Because SE is common in SSA and is associated with greater prevalence of neurologic deficits and mortality, measures to prevent SE have been examined. In a double-blind placebo-randomized control study of 340 Kenyan children admitted with cerebral malaria, a single dose of intramuscular phenobarbital (18 mg/Kg) significantly reduced the proportion of SE from 14% to 5% (Crawley et al., 2000). However phenobarbital was associated with increased mortality (18% in the phenobarbital group vs. 8% placebo), probably because of the respiratory depression in association with use of diazepam. Fosphenytoin may be useful, since it can be administered intramuscularly and has less respiratory depression than phenobarbital. In Kenyan children with SE, intramuscular fosphenytoin (18 mg/kg) achieved concentrations above 10 mg/L at 20 min and stopped the seizures in 64% in those with SE (Ogutu et al., 2003). In a recent double-blind placebo-randomized control study, a single dose of intramuscular fosphenytoin (phenytoin equivalents 20 mg/kg) administered to 173 children with acute encephalopathy did not significantly reduce status epilepticus or prolonged seizures (Gwer SA, Idro RI, Fegan G, Chengo EM, Mpoya A, Kivaya E, Crawley J, Ndirangu SM, Kihara MN, Ogutu BR, Kirkham FJ, Newton CR, unpublished data). Other drugs, for example, levetiracetam need to be tested.

Treatment of Status Epilepticus

The mortality of SE is higher in SSA than in the resource-rich countries. This may be caused by the delay in presenting to hospital, poor management of SE in hospital, and underlying etiology (Wilmshurst et al., 2011). Patients who have SE may be taken to traditional healers first (Kariuki SM, unpublished data), and/or their presentation to hospitals may be delayed even further by lack of infrastructure or transport. Many hospitals in SSA lack facilities such as infusion pumps, ventilators, and staff to manage SE appropriately (Wilmshurst et al., 2011).

In a randomized controlled trial in Malawian children, intranasal lorazepam (100 μg/kg) failed to stop acute seizures in 25%, compared to intramuscular paraldehyde (0.2 ml/kg), which failed to stop 39% (Ahmad et al., 2006). This difference may be attributed to the relatively low dose of paraldehyde used. In a randomized controlled trial in Ugandan children admitted with acute seizures to an urban hospital, rectal diazepam (0.5 mg/kg) failed to stop seizures in 43% within 10 min compared with 30% who received buccal midazolam (0.5 mg/kg) (Mpimbaza et al., 2009). Focal seizures, cerebral malaria, and blood glucose ≥11 mmol/l at presentation were independent predictors of treatment failure defined as seizures lasting >10 min or recurrence within 1 h of treatment (Mpimbaza et al., 2009). However, in an audit of the treatment of seizures in Kenyan children, 64% seizures were not terminated with intravenous diazepam (0.3 mg/kg) compared to 58% with intramuscular paraldehyde (0.4 ml/kg) (Ikumi ML, Muchohi SN, Ohuma EO, Ogutu BR, Kokwaro GO, Newton CR, unpublished data). The later study reported the findings from a District General Hospital in rural Kenya, and the lack of response could be the result of the prolonged duration of seizures before treatment is started, or the cause of the seizures, for example, malaria (Ikumi ML, Muchohi SN, Ohuma EO, Ogutu BR, Kokwaro GO, Newton CR, unpublished data). Seizures caused by falciparum malaria appear to be resistant to diazepam, possible because of decrease in the binding capacity of GABAA receptors in malaria (Ikumi et al., 2008).
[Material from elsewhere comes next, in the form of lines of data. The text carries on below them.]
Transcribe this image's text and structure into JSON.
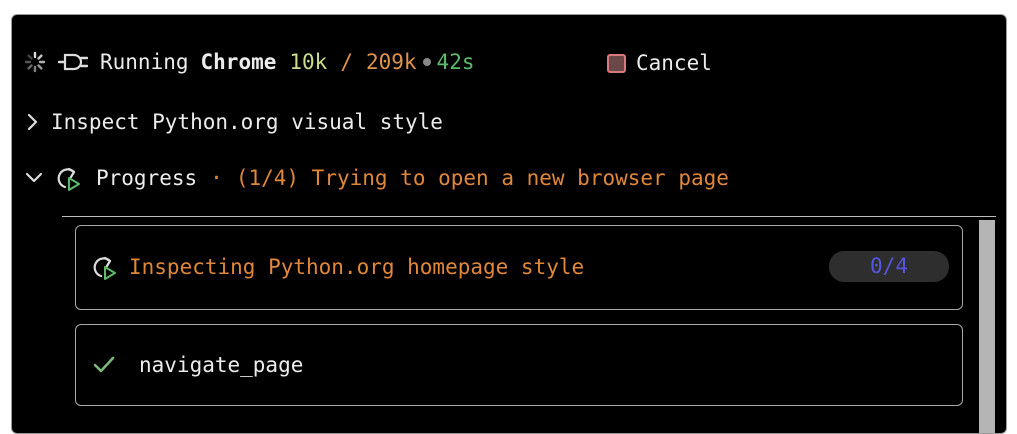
{
  "status": {
    "running_label": "Running",
    "app_name": "Chrome",
    "tokens_used": "10k",
    "separator": "/",
    "tokens_total": "209k",
    "elapsed": "42s",
    "cancel_label": "Cancel"
  },
  "task": {
    "title": "Inspect Python.org visual style"
  },
  "progress": {
    "label": "Progress",
    "separator": "·",
    "step_text": "(1/4) Trying to open a new browser page"
  },
  "subtask": {
    "title": "Inspecting Python.org homepage style",
    "count": "0/4"
  },
  "steps": [
    {
      "label": "navigate_page",
      "status": "done"
    }
  ],
  "colors": {
    "background": "#000000",
    "text": "#ececec",
    "tokens_used": "#c9de8a",
    "tokens_total": "#e0934a",
    "elapsed": "#5dbb6b",
    "progress_accent": "#e0873a",
    "counter": "#5555e0",
    "check": "#7bb87b",
    "cancel_border": "#d97a7a"
  },
  "icons": {
    "spinner": "spinner-icon",
    "plug": "plug-icon",
    "collapsed": "chevron-right-icon",
    "expanded": "chevron-down-icon",
    "progress": "refresh-play-icon",
    "check": "check-icon",
    "cancel": "stop-square-icon"
  }
}
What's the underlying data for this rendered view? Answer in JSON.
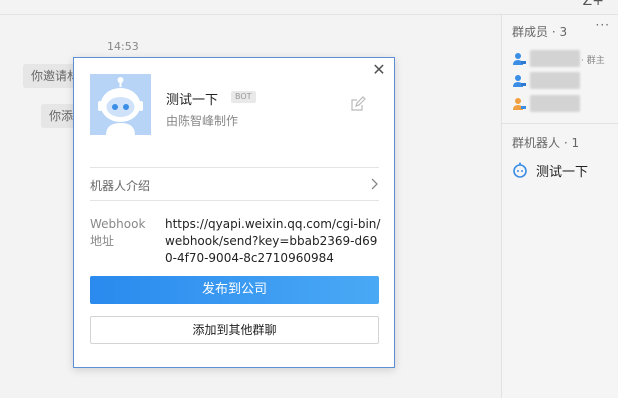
{
  "topbar": {
    "add_icon": "add-person-icon"
  },
  "chat": {
    "time": "14:53",
    "system_messages": [
      "你邀请林",
      "你添"
    ]
  },
  "members_panel": {
    "members_title": "群成员 · 3",
    "members": [
      {
        "owner_tag": "· 群主",
        "icon": "person-icon",
        "color": "#3a8ee6"
      },
      {
        "owner_tag": "",
        "icon": "person-icon",
        "color": "#3a8ee6"
      },
      {
        "owner_tag": "",
        "icon": "person-icon",
        "color": "#f0a040"
      }
    ],
    "bots_title": "群机器人 · 1",
    "bots": [
      {
        "name": "测试一下",
        "icon": "bot-icon"
      }
    ]
  },
  "popup": {
    "bot_name": "测试一下",
    "badge": "BOT",
    "creator": "由陈智峰制作",
    "intro_label": "机器人介绍",
    "webhook_label": "Webhook地址",
    "webhook_url": "https://qyapi.weixin.qq.com/cgi-bin/webhook/send?key=bbab2369-d690-4f70-9004-8c2710960984",
    "publish_button": "发布到公司",
    "add_group_button": "添加到其他群聊"
  },
  "colors": {
    "accent": "#2a8aee",
    "popup_border": "#5b8fd6",
    "avatar_bg": "#b7d3f6"
  }
}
Status epilepticus is common in SSA, particularly in children in whom it is often caused by infections. The outcome is worse, possibly due to the etiology, but also delays in accessing treatment and lack of skills and facilities. Falciparum malaria is an important cause of SE in endemic areas, but presents unique problems in defining malaria-associated SE and treatment.
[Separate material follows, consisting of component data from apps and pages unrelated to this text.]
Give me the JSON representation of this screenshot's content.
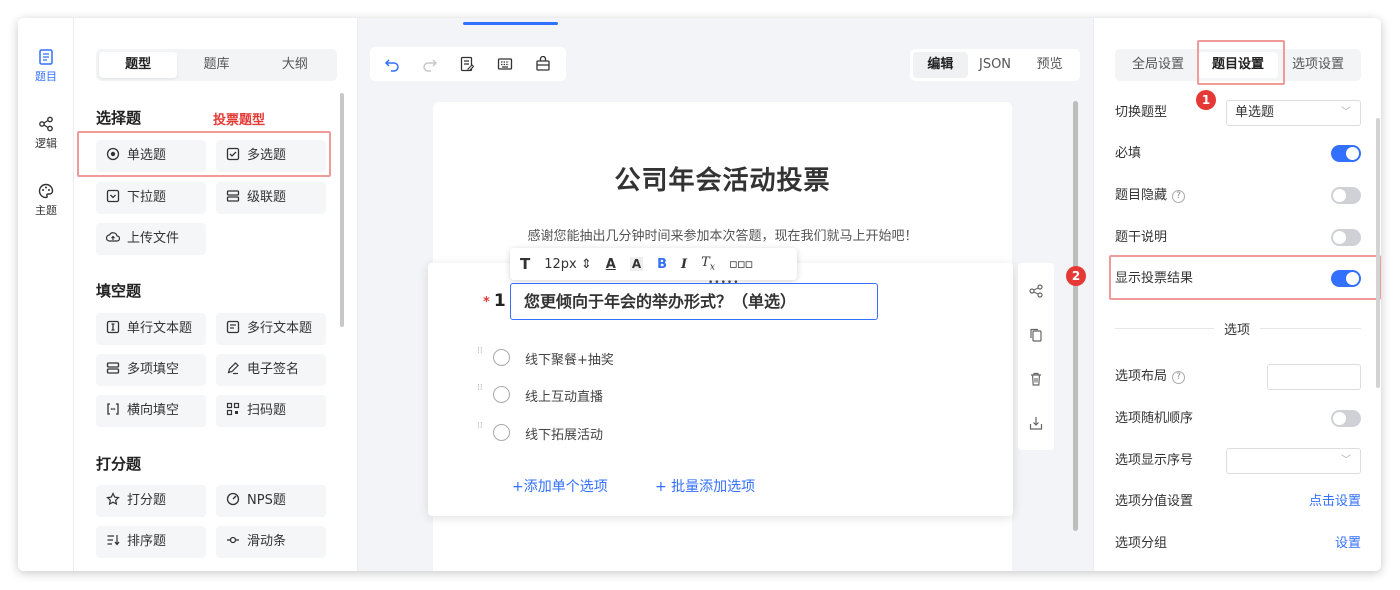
{
  "rail": [
    {
      "label": "题目",
      "icon": "document-icon",
      "active": true
    },
    {
      "label": "逻辑",
      "icon": "share-icon"
    },
    {
      "label": "主题",
      "icon": "palette-icon"
    }
  ],
  "left": {
    "tabs": [
      "题型",
      "题库",
      "大纲"
    ],
    "sections": {
      "choice": "选择题",
      "fill": "填空题",
      "score": "打分题"
    },
    "vote_label": "投票题型",
    "choice_items": [
      "单选题",
      "多选题",
      "下拉题",
      "级联题",
      "上传文件"
    ],
    "fill_items": [
      "单行文本题",
      "多行文本题",
      "多项填空",
      "电子签名",
      "横向填空",
      "扫码题"
    ],
    "score_items": [
      "打分题",
      "NPS题",
      "排序题",
      "滑动条"
    ]
  },
  "center": {
    "modes": [
      "编辑",
      "JSON",
      "预览"
    ],
    "survey_title": "公司年会活动投票",
    "survey_desc": "感谢您能抽出几分钟时间来参加本次答题，现在我们就马上开始吧！",
    "rt": {
      "font_size": "12px"
    },
    "question": {
      "number": "1",
      "title": "您更倾向于年会的举办形式？（单选）"
    },
    "options": [
      "线下聚餐+抽奖",
      "线上互动直播",
      "线下拓展活动"
    ],
    "add_single": "+添加单个选项",
    "add_batch": "+ 批量添加选项"
  },
  "right": {
    "tabs": [
      "全局设置",
      "题目设置",
      "选项设置"
    ],
    "switch_type": {
      "label": "切换题型",
      "value": "单选题"
    },
    "required": "必填",
    "hidden": "题目隐藏",
    "desc": "题干说明",
    "show_vote": "显示投票结果",
    "options_divider": "选项",
    "layout": "选项布局",
    "random": "选项随机顺序",
    "seq": "选项显示序号",
    "score": {
      "label": "选项分值设置",
      "link": "点击设置"
    },
    "group": {
      "label": "选项分组",
      "link": "设置"
    },
    "badge1": "1",
    "badge2": "2"
  },
  "colors": {
    "accent": "#3370ff",
    "annotation": "#e53935"
  }
}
Charles Newton is supported by the Wellcome Trust (083744). Symon Kariuki is supported by the Wellcome Trust Research Training Fellowship (099782).
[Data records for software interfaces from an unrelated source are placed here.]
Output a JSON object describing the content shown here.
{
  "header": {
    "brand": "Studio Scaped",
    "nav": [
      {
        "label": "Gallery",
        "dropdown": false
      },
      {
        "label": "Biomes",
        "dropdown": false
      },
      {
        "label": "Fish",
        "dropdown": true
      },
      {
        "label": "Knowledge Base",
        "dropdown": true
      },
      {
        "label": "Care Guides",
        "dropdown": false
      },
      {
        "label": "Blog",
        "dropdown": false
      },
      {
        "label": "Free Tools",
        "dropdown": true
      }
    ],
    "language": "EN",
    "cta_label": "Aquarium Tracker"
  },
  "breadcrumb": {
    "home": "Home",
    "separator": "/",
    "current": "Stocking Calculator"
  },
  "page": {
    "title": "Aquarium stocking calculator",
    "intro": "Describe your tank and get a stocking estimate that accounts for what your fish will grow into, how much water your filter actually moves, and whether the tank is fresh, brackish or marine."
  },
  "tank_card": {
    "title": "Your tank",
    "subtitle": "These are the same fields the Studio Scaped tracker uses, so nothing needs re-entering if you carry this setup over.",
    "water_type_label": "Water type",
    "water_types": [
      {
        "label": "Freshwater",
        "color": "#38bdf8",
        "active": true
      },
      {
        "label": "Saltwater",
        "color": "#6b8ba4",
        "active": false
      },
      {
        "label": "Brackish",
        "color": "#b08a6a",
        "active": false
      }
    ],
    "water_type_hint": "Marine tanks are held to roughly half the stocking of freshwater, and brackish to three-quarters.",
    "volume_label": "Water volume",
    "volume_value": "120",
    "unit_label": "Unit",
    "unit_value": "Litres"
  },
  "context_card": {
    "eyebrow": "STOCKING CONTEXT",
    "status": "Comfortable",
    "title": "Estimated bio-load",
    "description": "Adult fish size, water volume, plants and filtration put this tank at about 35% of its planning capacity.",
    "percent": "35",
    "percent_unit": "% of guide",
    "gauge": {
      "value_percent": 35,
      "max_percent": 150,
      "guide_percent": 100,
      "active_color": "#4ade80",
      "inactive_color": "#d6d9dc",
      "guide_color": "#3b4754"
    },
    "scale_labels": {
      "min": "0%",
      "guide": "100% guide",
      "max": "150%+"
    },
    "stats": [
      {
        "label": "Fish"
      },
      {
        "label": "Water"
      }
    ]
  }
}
The authors have no conflicts of interest to declare. The authors confirm that they have read the journal's position on issues involved in ethical publication and affirm that this report is consistent with these guidelines.